MacArthurs - When I first moved to California I was unable to buy many of the Rhone wines I was finding along the east coast. Thankfully, there was MacArthur Beverage then, and now. Because of some grandfathering with licensing MacArthurs, like a few other D.C. merchants they can also direct import wines and bypass the wholesale channel. This means better pricing and better availability. Their annual Rose selection for years is perhaps the best on the east coast, as they seem to buy the better wines and in greater quantities. They also have a fantastic customer relations approach, where their buyers actually take time to talk to customers over the phone, providing an almost bespoke wine merchant approach at more than fair prices discount prices.
Wine House Los Angeles - If Wine Exchange has a west coast rival in the Los Angeles area, it's Wine House. As a customer both online and in the expansive shop, the team there takes time to choose wisely. They also listen to their regulars, and will order in wines for you on a special order basis, something any shop can do, but most don't. This extra special feature, plus their extensive list of wines available makes them a sure shot go-to etailer as well.
North Berkeley Wine Merchant - Importer. Retailer, Mailing list merchant is how to best describe North Berkeley Wines. Operating a few blocks away from Kermit Lynch's retail store means a pretty good local customer base rivalry, much like Pat's vs. Geno's in Philadelphia for a cheesesteak. A heavy importer of French wines, they tend to offer more custom blends made only for them from some of the better producers. This means you get a wine only available from their retail or wholesale channel. They also bring in high value, well priced wines from regions like Les Baux des Provence, Cotes de Provence, the Ventoux, Loire, Roussillion and others.

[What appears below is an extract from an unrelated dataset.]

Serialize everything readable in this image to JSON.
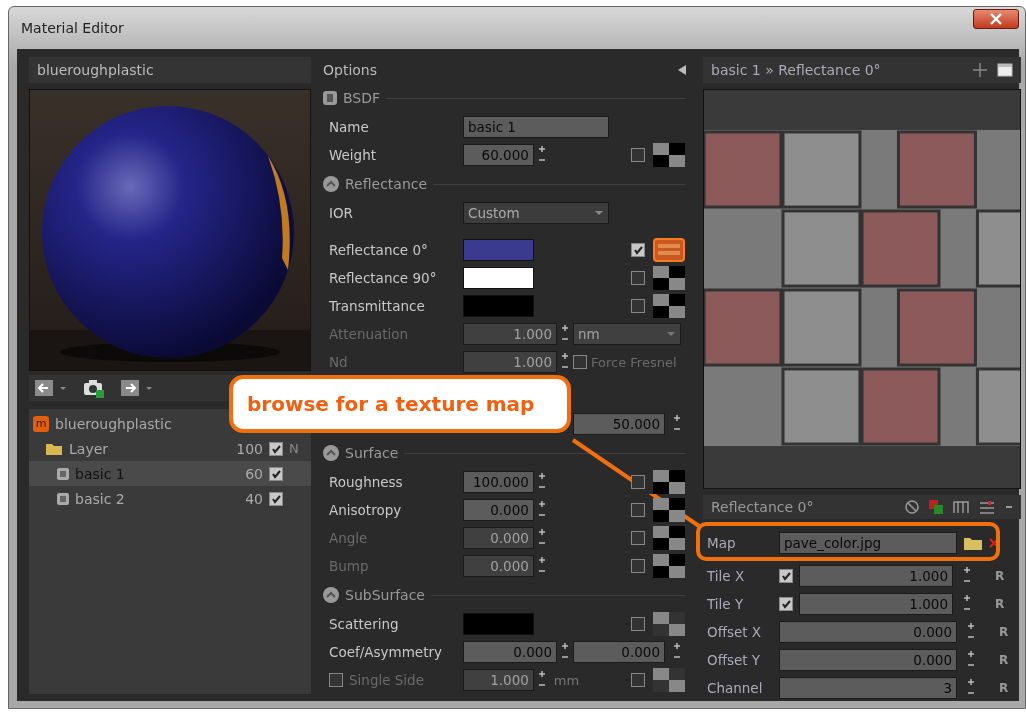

Some Good Wine - Another NYC wine shop with a very eclectic bent, the team there is perhaps the best at finding wines from places like Portugal, the Canary Islands, Azores, Corsica, Germany and Italy. Their sales are often worth taking a very close look at, and most of all, they like to educate.
Vinopolis - This Oregon shop brings a merchant tone to what they have to offer. Like many of the shops on the list, Vinopolis has the knack of finding and bringing in wines that are about to become the next big thing. Pricing is more than fair, and their flat rate shipping approach is very noble.
Wine Access - a pioneer in working within the shipping laws of various states on a nationwide basis, Wine Access direct imports wines, sources from other importers and distributors to bring wines to consumers often first, if not as soon as they hit land. They even offer some pre-arrival pricing (i.e. futures) and their buying clout insures you actually receive them.
At various times over the past 25 plus years I've been a customer of all of these shops. In some cases it was well before e-commerce came to be where orders had to be phoned in. In other cases after the dawn of the Internet and online shopping. I've also shopped with other online merchants, and while they may have provided excellent service, the etailers on this list have shown over time to be consistent in what they offer, super responsive to customer requests and will never deliver wine out of the shipping season. While pricing plays a part in deciding where to buy, my experience with some other more widely seen online shops doesn't measure up to the 14 shops listed here.
Take a look at what they offer. Sign up for their newsletters, and use them as a resource when your local shop doesn't have the wines you want.
You can follow this conversation by subscribing to the comment feed for this post.